**WHAT TO PRODUCE:** Among the entries below, how many lines contain the string "マーケティング部"? Only the number is wanted.

**PROVIDED MATERIAL:**
▼▼▼

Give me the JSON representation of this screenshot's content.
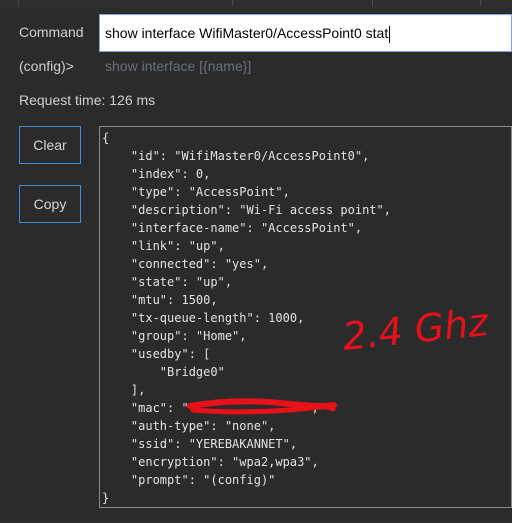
{
  "command": {
    "label": "Command",
    "value": "show interface WifiMaster0/AccessPoint0 stat"
  },
  "context": {
    "label": "(config)>",
    "hint": "show interface [{name}]"
  },
  "request_time": "Request time: 126 ms",
  "buttons": {
    "clear": "Clear",
    "copy": "Copy"
  },
  "output": {
    "text": "{\n    \"id\": \"WifiMaster0/AccessPoint0\",\n    \"index\": 0,\n    \"type\": \"AccessPoint\",\n    \"description\": \"Wi-Fi access point\",\n    \"interface-name\": \"AccessPoint\",\n    \"link\": \"up\",\n    \"connected\": \"yes\",\n    \"state\": \"up\",\n    \"mtu\": 1500,\n    \"tx-queue-length\": 1000,\n    \"group\": \"Home\",\n    \"usedby\": [\n        \"Bridge0\"\n    ],\n    \"mac\": \"                \",\n    \"auth-type\": \"none\",\n    \"ssid\": \"YEREBAKANNET\",\n    \"encryption\": \"wpa2,wpa3\",\n    \"prompt\": \"(config)\"\n}"
  },
  "annotation": {
    "text": "2.4 Ghz",
    "color": "#e8111a"
  },
  "redaction_color": "#e8111a"
}
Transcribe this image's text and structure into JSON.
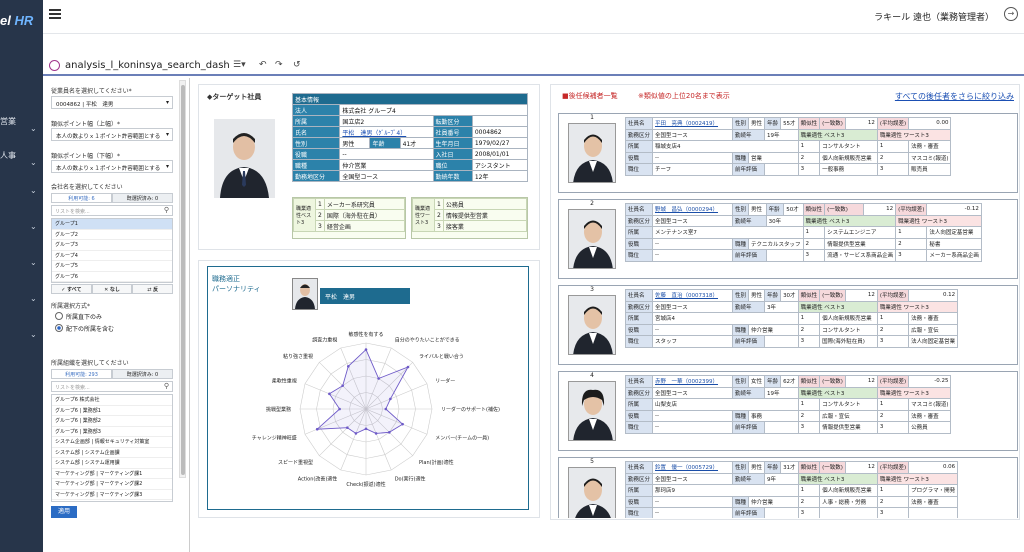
{
  "app": {
    "brand_left": "el",
    "brand_right": "HR",
    "user": "ラキール 遠也（業務管理者）"
  },
  "nav": {
    "items": [
      {
        "label": "営業"
      },
      {
        "label": "人事"
      }
    ]
  },
  "tab": {
    "title": "analysis_l_koninsya_search_dash"
  },
  "filters": {
    "employee_label": "従業員名を選択してください*",
    "employee_value": "0004862 | 平松　達男",
    "similar_upper_label": "類似ポイント幅（上幅）*",
    "similar_upper_value": "本人の数よりｘ１ポイント許容範囲とする",
    "similar_lower_label": "類似ポイント幅（下幅）*",
    "similar_lower_value": "本人の数よりｘ１ポイント許容範囲とする",
    "company_label": "会社名を選択してください",
    "tab_available": "利用可能: 6",
    "tab_selected": "既選択済み: 0",
    "search_placeholder": "リストを検索...",
    "companies": [
      "グループ1",
      "グループ2",
      "グループ3",
      "グループ4",
      "グループ5",
      "グループ6"
    ],
    "btn_all": "すべて",
    "btn_none": "なし",
    "btn_invert": "反",
    "dept_method_label": "所属選択方式*",
    "dept_method_opt1": "所属直下のみ",
    "dept_method_opt2": "配下の所属を含む",
    "dept_label": "所属組織を選択してください",
    "dept_tab_available": "利用可能: 293",
    "dept_tab_selected": "既選択済み: 0",
    "depts": [
      "グループ6 株式会社",
      "グループ6 | 業務部1",
      "グループ6 | 業務部2",
      "グループ6 | 業務部3",
      "システム企画部 | 情報セキュリティ対策室",
      "システム部 | システム企画課",
      "システム部 | システム運用課",
      "マーケティング部 | マーケティング課1",
      "マーケティング部 | マーケティング課2",
      "マーケティング部 | マーケティング課3"
    ],
    "apply": "適用"
  },
  "target": {
    "heading": "◆ターゲット社員",
    "info_heading": "基本情報",
    "rows": [
      [
        "法人",
        "株式会社 グループ4",
        "",
        "",
        "",
        ""
      ],
      [
        "所属",
        "国立店2",
        "",
        "",
        "転勤区分",
        ""
      ],
      [
        "氏名",
        "平松　達男（ｸﾞﾙｰﾌﾟ4）",
        "",
        "",
        "社員番号",
        "0004862"
      ],
      [
        "性別",
        "男性",
        "年齢",
        "41才",
        "生年月日",
        "1979/02/27"
      ],
      [
        "役職",
        "--",
        "",
        "",
        "入社日",
        "2008/01/01"
      ],
      [
        "職種",
        "仲介営業",
        "",
        "",
        "職位",
        "アシスタント"
      ],
      [
        "勤務地区分",
        "全国型コース",
        "",
        "",
        "勤続年数",
        "12年"
      ]
    ],
    "apt_good_label": "職業適性ベスト3",
    "apt_good": [
      "メーカー系研究員",
      "国際（海外駐在員）",
      "経営企画"
    ],
    "apt_bad_label": "職業適性ワースト3",
    "apt_bad": [
      "公務員",
      "情報提供型営業",
      "接客業"
    ]
  },
  "persona": {
    "title_line1": "職務適正",
    "title_line2": "パーソナリティ",
    "name": "平松　達男"
  },
  "chart_data": {
    "type": "radar",
    "categories": [
      "敏感性を有する",
      "自分のやりたいことができる",
      "ライバルと戦い合う",
      "リーダー",
      "リーダーのサポート(補佐)",
      "メンバー(チームの一員)",
      "Plan(計画)適性",
      "Do(実行)適性",
      "Check(振返)適性",
      "Action(改善)適性",
      "スピード重視型",
      "チャレンジ精神旺盛",
      "挑戦型業務",
      "柔軟性重視",
      "粘り強さ重視",
      "調査力重視"
    ],
    "series": [
      {
        "values": [
          9,
          5,
          9,
          4,
          3,
          6,
          5,
          4,
          3,
          4,
          4,
          8,
          4,
          6,
          5,
          7
        ]
      }
    ],
    "rmax": 10
  },
  "candidates": {
    "heading": "■後任候補者一覧",
    "note": "※類似値の上位20名まで表示",
    "narrow_link": "すべての後任者をさらに絞り込み",
    "list": [
      {
        "no": "1",
        "name": "平田　亮典（0002419）",
        "sex": "男性",
        "age": "55才",
        "score": "12",
        "err": "0.00",
        "course": "全国型コース",
        "tenure": "19年",
        "dept": "稲城支店4",
        "role": "--",
        "job": "営業",
        "pos": "チーフ",
        "best": [
          "コンサルタント",
          "個人向新規販売営業",
          "一般事務"
        ],
        "worst": [
          "法務・審査",
          "マスコミ(報道)",
          "販売員"
        ]
      },
      {
        "no": "2",
        "name": "野城　昌弘（0000294）",
        "sex": "男性",
        "age": "50才",
        "score": "12",
        "err": "-0.12",
        "course": "全国型コース",
        "tenure": "30年",
        "dept": "メンテナンス室7",
        "role": "--",
        "job": "テクニカルスタッフ",
        "pos": "--",
        "best": [
          "システムエンジニア",
          "情報提供型営業",
          "流通・サービス系商品企画"
        ],
        "worst": [
          "法人向固定基営業",
          "秘書",
          "メーカー系商品企画"
        ]
      },
      {
        "no": "3",
        "name": "佐藤　直治（0007318）",
        "sex": "男性",
        "age": "30才",
        "score": "12",
        "err": "0.12",
        "course": "全国型コース",
        "tenure": "3年",
        "dept": "宮城店4",
        "role": "--",
        "job": "仲介営業",
        "pos": "スタッフ",
        "best": [
          "個人向新規販売営業",
          "コンサルタント",
          "国際(海外駐在員)"
        ],
        "worst": [
          "法務・審査",
          "広報・宣伝",
          "法人向固定基営業"
        ]
      },
      {
        "no": "4",
        "name": "赤野　一華（0002399）",
        "sex": "女性",
        "age": "62才",
        "score": "12",
        "err": "-0.25",
        "course": "全国型コース",
        "tenure": "19年",
        "dept": "山梨支店",
        "role": "--",
        "job": "事務",
        "pos": "--",
        "best": [
          "コンサルタント",
          "広報・宣伝",
          "情報提供型営業"
        ],
        "worst": [
          "マスコミ(報道)",
          "法務・審査",
          "公務員"
        ]
      },
      {
        "no": "5",
        "name": "鈴置　優一（0005729）",
        "sex": "男性",
        "age": "31才",
        "score": "12",
        "err": "0.06",
        "course": "全国型コース",
        "tenure": "9年",
        "dept": "那珂店9",
        "role": "--",
        "job": "仲介営業",
        "pos": "--",
        "best": [
          "個人向新規販売営業",
          "人事・総務・労務",
          ""
        ],
        "worst": [
          "プログラマ・開発",
          "法務・審査",
          ""
        ]
      }
    ],
    "labels": {
      "name": "社員名",
      "sex": "性別",
      "age": "年齢",
      "similar": "類似性",
      "match": "(一致数)",
      "err": "(平均誤差)",
      "course": "勤務区分",
      "tenure": "勤続年",
      "best": "職業適性 ベスト3",
      "worst": "職業適性 ワースト3",
      "dept": "所属",
      "role": "役職",
      "job": "職種",
      "pos": "職位",
      "eval": "前年評価"
    }
  }
}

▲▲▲

**EXERCISE RESPONSE:** 3